via Govt validates Hwange’s debt | The Herald September 15, 2015
GOVERNMENT is validating the money it is owed by Hwange Colliery Company in tax liabilities to the Zimbabwe Revenue Authority before undertaking a debt-to-equity swap. The Government, a 37 percent shareholder in the country’s largest coal miner intends to convert Hwange’s debt to Zimra for shares, through an $88 million rights offer.
“An independent debt validation is ongoing to agree on the amount that will be used in the debt-to-equity conversion,” said a source familiar with the transaction. “It is a moving number and there is need for clarity on penalties. If that is finalised, then submissions will be made to the Zimbabwe Stock Exchange. It is a normal process.”
The debt-to-equity conversion is part of the ongoing financial restructuring at the company, whose shares trade on the Zimbabwe, Johannesburg and London stock exchanges.
The rights offer will be underwritten by the Government. Hwange managing director Mr Thomas Makore confirmed the development but would not give further details.

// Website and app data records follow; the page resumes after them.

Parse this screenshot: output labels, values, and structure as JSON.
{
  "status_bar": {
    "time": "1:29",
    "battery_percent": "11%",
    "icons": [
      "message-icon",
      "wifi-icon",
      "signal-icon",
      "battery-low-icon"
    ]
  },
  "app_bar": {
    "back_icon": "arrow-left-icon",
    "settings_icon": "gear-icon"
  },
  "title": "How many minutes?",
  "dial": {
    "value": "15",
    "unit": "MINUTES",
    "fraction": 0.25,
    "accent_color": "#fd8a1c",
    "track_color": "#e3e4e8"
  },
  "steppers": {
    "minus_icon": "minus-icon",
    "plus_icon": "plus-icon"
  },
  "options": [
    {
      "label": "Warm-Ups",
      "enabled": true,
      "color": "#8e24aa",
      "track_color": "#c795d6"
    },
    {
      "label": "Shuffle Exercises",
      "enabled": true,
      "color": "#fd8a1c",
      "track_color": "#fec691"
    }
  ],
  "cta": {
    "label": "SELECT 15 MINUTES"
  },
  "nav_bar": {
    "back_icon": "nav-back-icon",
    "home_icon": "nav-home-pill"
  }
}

The $80 million Zimra debt constitutes half of Hwange’s total debts, made up of suppliers and unpaid salaries. It has accumulated since 2006 and has been wiping out cash flows, which has had the effect of reducing production by constraining working capital.

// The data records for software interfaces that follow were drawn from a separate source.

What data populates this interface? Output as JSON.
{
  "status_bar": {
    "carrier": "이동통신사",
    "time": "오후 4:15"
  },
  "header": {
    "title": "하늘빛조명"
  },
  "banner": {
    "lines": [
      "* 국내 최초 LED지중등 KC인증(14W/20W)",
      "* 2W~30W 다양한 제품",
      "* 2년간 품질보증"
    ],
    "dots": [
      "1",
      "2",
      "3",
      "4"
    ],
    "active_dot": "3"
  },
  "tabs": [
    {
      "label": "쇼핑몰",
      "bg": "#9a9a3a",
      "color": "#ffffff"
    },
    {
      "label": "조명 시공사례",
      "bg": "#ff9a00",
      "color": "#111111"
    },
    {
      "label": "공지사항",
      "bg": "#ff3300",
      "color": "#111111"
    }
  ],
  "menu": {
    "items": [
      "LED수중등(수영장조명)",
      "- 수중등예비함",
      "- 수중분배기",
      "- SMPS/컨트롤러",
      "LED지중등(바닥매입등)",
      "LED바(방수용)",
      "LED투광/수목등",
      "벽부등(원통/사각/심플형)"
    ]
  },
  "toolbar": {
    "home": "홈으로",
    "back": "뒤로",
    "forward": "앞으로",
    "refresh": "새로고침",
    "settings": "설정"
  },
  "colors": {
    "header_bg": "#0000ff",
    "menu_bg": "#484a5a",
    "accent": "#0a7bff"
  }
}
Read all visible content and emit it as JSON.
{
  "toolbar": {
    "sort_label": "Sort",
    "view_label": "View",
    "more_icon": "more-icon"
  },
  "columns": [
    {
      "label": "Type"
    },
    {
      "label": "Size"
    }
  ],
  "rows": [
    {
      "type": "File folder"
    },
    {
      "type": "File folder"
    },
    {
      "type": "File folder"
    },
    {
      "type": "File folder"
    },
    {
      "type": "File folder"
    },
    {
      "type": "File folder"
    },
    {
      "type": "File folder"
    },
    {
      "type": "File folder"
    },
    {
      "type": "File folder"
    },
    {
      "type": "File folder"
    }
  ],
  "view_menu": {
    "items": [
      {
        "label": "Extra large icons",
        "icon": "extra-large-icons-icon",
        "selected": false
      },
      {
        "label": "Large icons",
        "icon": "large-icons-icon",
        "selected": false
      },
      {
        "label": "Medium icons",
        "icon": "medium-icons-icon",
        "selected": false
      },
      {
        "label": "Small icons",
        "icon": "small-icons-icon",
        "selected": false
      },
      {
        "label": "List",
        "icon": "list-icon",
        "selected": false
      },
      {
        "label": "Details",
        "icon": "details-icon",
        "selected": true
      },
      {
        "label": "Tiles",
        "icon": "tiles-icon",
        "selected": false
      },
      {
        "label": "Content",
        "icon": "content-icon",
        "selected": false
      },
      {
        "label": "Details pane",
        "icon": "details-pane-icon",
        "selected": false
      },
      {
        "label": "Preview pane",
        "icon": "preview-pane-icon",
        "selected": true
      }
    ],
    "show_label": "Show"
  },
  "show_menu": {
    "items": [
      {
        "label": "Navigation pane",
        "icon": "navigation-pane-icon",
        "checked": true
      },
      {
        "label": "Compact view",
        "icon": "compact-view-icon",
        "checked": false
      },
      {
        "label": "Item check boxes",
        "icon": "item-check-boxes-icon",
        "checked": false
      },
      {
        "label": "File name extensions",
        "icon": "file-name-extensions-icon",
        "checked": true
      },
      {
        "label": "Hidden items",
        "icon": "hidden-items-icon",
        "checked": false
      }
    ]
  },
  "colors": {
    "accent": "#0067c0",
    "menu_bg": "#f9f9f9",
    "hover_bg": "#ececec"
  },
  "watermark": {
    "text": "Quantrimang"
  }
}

Hwange is going through phases of recapitalisation to turnaround the fortunes of the company.
Recently, the company commissioned mining equipment worth $32 million acquired from India and Belarus.
The equipment was financed through facilities provided by PTA Bank and Eximbank of India. The JKL open cast mine, where the equipment was deployed is expected to produce 250 000 tonnes per month from 100 000 tonnes.

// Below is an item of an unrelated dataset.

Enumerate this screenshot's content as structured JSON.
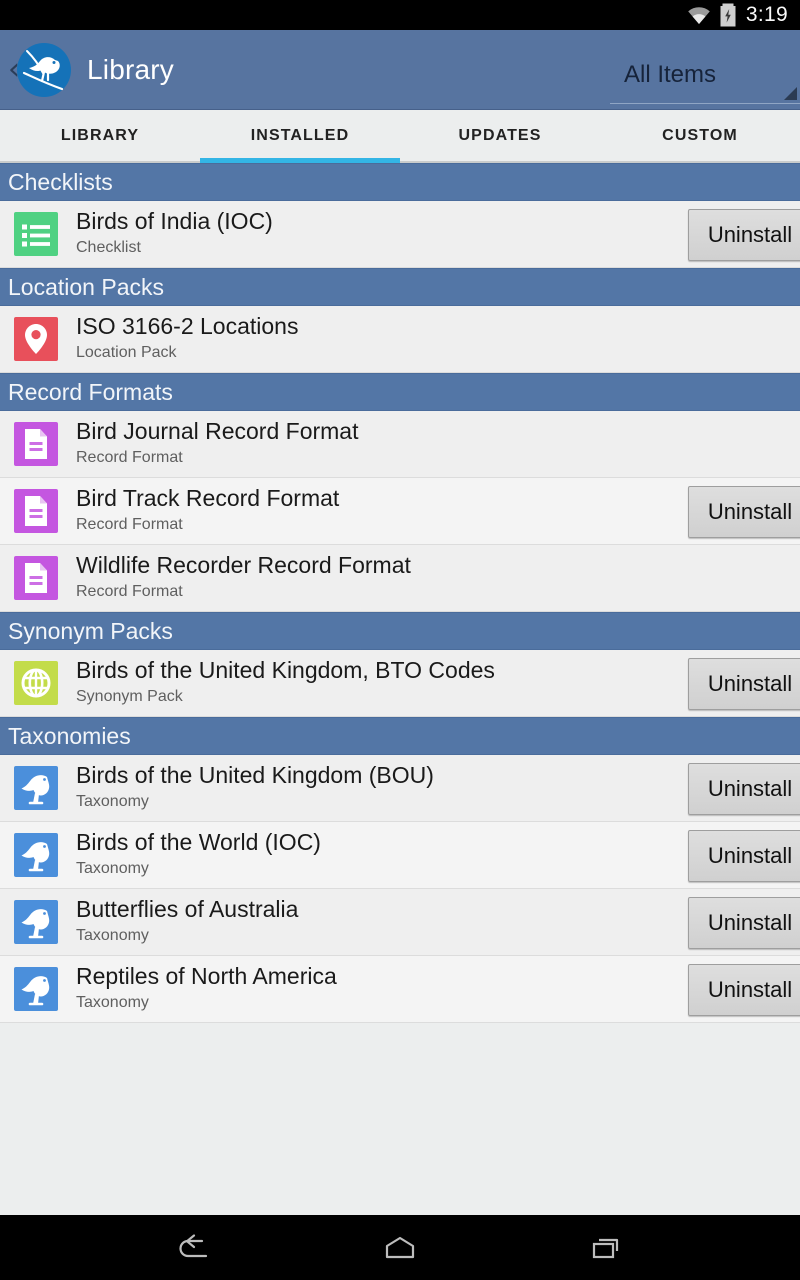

Overall, the mine expects to increase output to 450 000 tonnes year end, including production contribution from Mota-Engil, a Portuguese company contracted by Hwange.
To support the company’s recapitalisation and ability to raise capital, the Government recently granted Hwange new coal concessions in Lubimbi and western areas.
The concessions, with an estimated underground resource of 750 million tonnes, according to an independent competence report done by SRK Consulting, is expected to increase the life span of the coal mining firm by more than 50 years, according to the management.
Hwange has been battling to secure new concession over the past decade, a situation which made difficult for the company to raise capital.
At the company’s recent annual general meeting, Mr Makore said the company may consider a joint venture to develop new mines at the new coal fields. Apart from Lubimbi and western area coalfields, Hwange has also identified coal deposits in the Low-veld and the company is currently conducting technical feasibility study for possible prior to acquisition.
The Low-veld area is strategic because of its proximity to the South African market and ports of Beira and Maputo.